* **What is being asked**
Which lines of the listing hold the string "true"? Copy those lines.

* **Exercise data**
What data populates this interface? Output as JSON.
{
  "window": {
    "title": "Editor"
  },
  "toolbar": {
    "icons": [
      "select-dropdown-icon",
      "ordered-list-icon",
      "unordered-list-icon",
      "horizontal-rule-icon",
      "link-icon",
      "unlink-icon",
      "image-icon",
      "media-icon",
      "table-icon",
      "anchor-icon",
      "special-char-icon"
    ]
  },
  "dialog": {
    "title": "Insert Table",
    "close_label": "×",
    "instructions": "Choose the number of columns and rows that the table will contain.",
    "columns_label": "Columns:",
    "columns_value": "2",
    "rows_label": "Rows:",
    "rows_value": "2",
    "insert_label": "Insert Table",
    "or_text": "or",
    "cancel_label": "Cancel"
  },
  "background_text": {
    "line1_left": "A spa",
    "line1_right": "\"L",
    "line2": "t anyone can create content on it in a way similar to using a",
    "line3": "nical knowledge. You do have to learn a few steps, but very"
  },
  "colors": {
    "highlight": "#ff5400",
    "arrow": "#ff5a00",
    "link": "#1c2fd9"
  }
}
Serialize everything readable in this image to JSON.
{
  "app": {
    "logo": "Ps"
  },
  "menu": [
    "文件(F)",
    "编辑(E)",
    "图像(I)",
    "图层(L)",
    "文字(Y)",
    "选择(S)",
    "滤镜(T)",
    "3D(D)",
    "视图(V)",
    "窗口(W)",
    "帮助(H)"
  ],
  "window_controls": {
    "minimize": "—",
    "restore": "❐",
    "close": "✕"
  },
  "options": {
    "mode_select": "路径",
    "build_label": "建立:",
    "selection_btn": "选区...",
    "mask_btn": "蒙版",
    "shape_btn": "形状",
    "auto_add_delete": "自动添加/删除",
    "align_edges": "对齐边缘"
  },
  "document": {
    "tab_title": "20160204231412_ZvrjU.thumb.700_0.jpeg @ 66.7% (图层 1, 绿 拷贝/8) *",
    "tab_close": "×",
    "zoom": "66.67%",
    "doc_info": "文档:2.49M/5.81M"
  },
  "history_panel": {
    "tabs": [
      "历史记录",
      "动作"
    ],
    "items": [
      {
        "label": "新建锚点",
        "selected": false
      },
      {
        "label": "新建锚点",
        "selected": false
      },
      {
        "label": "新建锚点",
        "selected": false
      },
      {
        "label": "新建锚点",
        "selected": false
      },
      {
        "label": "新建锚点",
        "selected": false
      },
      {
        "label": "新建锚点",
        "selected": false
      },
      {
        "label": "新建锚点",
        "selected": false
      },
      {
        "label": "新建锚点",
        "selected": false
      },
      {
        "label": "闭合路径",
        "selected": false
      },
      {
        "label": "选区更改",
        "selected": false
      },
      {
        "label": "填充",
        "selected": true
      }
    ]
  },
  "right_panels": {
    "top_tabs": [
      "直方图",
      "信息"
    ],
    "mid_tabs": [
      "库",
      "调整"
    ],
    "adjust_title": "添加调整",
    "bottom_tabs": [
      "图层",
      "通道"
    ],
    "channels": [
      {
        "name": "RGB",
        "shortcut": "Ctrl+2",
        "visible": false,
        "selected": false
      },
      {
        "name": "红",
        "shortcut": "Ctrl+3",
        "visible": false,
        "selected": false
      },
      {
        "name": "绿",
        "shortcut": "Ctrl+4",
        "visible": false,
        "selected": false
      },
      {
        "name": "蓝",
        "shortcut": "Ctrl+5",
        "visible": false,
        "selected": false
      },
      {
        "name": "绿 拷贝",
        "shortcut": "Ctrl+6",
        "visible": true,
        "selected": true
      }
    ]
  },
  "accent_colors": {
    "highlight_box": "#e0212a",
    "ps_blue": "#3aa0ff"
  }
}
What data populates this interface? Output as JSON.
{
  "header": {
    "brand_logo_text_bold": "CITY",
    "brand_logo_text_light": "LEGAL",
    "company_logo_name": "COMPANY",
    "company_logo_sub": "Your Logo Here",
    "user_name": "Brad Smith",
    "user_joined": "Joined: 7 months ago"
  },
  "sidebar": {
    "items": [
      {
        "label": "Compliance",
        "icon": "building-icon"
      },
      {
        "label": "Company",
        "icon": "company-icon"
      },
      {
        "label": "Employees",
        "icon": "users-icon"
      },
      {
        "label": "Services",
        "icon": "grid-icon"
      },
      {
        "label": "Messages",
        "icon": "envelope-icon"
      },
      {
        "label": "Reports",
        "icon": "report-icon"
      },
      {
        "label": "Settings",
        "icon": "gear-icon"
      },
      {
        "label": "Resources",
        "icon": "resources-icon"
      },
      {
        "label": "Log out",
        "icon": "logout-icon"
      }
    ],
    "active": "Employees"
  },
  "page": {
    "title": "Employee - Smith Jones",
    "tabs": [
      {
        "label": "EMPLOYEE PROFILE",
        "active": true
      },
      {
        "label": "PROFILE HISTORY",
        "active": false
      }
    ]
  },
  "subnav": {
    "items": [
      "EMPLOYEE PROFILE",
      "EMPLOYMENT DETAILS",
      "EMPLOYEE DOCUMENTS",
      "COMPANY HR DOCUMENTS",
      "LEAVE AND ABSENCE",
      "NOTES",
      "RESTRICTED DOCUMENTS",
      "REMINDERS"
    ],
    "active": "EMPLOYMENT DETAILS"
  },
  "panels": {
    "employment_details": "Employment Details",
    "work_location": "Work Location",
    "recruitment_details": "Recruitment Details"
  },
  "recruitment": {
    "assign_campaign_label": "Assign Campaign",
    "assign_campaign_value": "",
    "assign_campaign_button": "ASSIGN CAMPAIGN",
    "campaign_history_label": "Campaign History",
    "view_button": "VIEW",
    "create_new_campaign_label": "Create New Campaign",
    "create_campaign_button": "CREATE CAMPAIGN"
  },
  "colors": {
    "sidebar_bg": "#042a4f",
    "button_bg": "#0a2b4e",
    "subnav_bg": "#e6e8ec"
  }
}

* **Answer to the exercise**
        "selected": true
        "visible": true,
        "selected": true
        "active": true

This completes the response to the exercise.